Wine glasses are seven times bigger than they used to be

Mark Willingham Uncategorized

Wine glasses are seven times bigger than they used to be


By Alana House

February 19, 2020

Does it feel like you’re only pouring a splash of vino into wine glasses to comply with standard drink requirements?

There’s a surprising reason for that.

The size of wine glasses has increased seven-fold over the past 300 years according to research from the University of Cambridge.

The increase in glass size coincides with wine consumption rising almost four-fold between 1960 and 1980, and almost doubling again between 1980 and 2004.

“Wine glasses became a common receptacle from which wine was drunk around 1700,” said study author Dr Zorana Zupan.

“This followed the development of lead crystal glassware by George Ravenscroft in the late 17th century, which led to the manufacture of less fragile and larger glasses than was previously possible.”

Through a combination of online searches and discussions with experts in antique glassware, including museum curators, the researchers obtained measurements of 411 glasses from 1700 to modern day. They found that wine glass capacity increased from 66 ml in the 1700s to 417ml in the 2000s, with the mean wine glass size in 2016-17 being 449ml.

“A wine glass 300 years ago would only have held about a half of today’s small measure,” Dr Zupan said.

The strength of wine has also increased since the 1990s.

Increases in the size of wine glasses over time likely reflect changes in a number of factors including price, technology, societal wealth and wine appreciation. The ‘Glass Excise’ tax, levied in the mid-18th century, led to the manufacture of smaller glass products.

This tax was abolished in 1845, and in the late Victorian era glass production began to shift from more traditional mouth-blowing techniques to more automated processes. These changes in production are reflected in the data, which show the smallest wine glasses during the 1700s with no increases in glass size during that time-period – the increase in size beginning in the 19th century.

Two changes in the 20th century likely contributed further to increased glass sizes. Wine glasses started to be tailored in both shape and size for different wine varieties, both reflecting and contributing to a burgeoning market for wine appreciation, with larger glasses considered important in such appreciation.

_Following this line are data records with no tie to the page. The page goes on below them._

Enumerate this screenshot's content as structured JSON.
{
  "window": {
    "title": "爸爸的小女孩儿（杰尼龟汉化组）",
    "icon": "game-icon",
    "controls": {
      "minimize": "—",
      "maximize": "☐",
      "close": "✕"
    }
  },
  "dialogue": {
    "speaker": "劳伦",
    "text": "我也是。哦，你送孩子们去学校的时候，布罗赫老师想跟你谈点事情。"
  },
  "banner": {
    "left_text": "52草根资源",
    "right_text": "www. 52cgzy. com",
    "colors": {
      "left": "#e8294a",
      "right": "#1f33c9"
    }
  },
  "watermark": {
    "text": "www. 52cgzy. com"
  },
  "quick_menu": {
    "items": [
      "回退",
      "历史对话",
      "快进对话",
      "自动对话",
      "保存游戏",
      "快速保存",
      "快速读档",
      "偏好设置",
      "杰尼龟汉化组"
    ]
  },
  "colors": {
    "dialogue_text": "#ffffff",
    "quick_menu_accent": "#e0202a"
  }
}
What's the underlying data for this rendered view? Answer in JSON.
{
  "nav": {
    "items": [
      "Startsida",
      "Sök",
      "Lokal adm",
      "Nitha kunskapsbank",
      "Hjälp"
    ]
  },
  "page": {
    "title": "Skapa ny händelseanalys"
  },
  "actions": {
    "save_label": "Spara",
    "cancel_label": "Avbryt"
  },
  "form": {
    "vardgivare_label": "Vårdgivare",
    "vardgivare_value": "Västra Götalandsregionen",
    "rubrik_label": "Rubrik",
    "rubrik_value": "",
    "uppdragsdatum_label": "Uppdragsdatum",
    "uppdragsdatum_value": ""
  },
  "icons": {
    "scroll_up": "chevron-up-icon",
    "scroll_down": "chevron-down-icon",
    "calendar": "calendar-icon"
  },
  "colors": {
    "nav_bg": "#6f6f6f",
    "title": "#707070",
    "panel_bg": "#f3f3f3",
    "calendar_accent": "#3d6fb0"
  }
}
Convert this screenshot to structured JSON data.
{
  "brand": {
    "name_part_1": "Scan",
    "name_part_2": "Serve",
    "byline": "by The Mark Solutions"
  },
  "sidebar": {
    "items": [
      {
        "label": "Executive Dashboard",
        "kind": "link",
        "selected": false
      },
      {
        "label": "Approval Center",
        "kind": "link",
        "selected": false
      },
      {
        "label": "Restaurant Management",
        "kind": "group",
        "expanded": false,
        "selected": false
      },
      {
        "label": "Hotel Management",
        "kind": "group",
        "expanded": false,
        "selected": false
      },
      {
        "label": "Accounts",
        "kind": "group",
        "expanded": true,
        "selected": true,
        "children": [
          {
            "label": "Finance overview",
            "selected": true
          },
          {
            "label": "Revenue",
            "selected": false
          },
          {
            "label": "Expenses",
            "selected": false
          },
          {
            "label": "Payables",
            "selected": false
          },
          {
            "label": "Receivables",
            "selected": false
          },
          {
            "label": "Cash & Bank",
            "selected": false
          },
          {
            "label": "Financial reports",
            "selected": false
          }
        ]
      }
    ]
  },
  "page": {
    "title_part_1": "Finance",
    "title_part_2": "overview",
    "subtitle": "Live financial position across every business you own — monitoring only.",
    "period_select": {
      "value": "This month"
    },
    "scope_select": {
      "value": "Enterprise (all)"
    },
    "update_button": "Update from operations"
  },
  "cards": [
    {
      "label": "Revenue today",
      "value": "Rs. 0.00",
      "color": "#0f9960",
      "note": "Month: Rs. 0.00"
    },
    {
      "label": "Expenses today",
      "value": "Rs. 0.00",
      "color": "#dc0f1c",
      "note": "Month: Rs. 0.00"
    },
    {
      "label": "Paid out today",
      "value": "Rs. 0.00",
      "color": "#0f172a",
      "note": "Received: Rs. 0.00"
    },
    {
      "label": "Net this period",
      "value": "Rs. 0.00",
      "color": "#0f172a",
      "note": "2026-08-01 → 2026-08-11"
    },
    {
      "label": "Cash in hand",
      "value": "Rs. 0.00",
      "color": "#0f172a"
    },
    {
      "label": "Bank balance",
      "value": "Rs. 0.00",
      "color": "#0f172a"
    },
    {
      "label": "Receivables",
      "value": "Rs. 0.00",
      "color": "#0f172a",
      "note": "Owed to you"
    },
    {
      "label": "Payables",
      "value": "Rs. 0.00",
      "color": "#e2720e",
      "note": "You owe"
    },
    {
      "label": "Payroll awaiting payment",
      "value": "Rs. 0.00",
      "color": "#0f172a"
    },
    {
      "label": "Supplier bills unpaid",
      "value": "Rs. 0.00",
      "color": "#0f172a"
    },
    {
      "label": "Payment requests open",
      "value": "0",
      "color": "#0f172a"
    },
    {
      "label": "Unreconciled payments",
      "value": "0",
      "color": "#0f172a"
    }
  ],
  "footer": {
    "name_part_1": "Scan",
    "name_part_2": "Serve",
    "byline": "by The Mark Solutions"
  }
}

From 1990 onwards, demand for larger wine glasses by the US market was met by an increase in the size of glasses manufactured in England, where a ready market was also found.

A further influence on wine glass size may have come both from those running bars and restaurants, as well as their consumers.

Studies show that sales of wine increase when its sold in larger glasses and this may have incentivised vendors to use larger glasses. Larger wine glasses can also increase the pleasure from drinking wine, which may also increase the desire to drink more.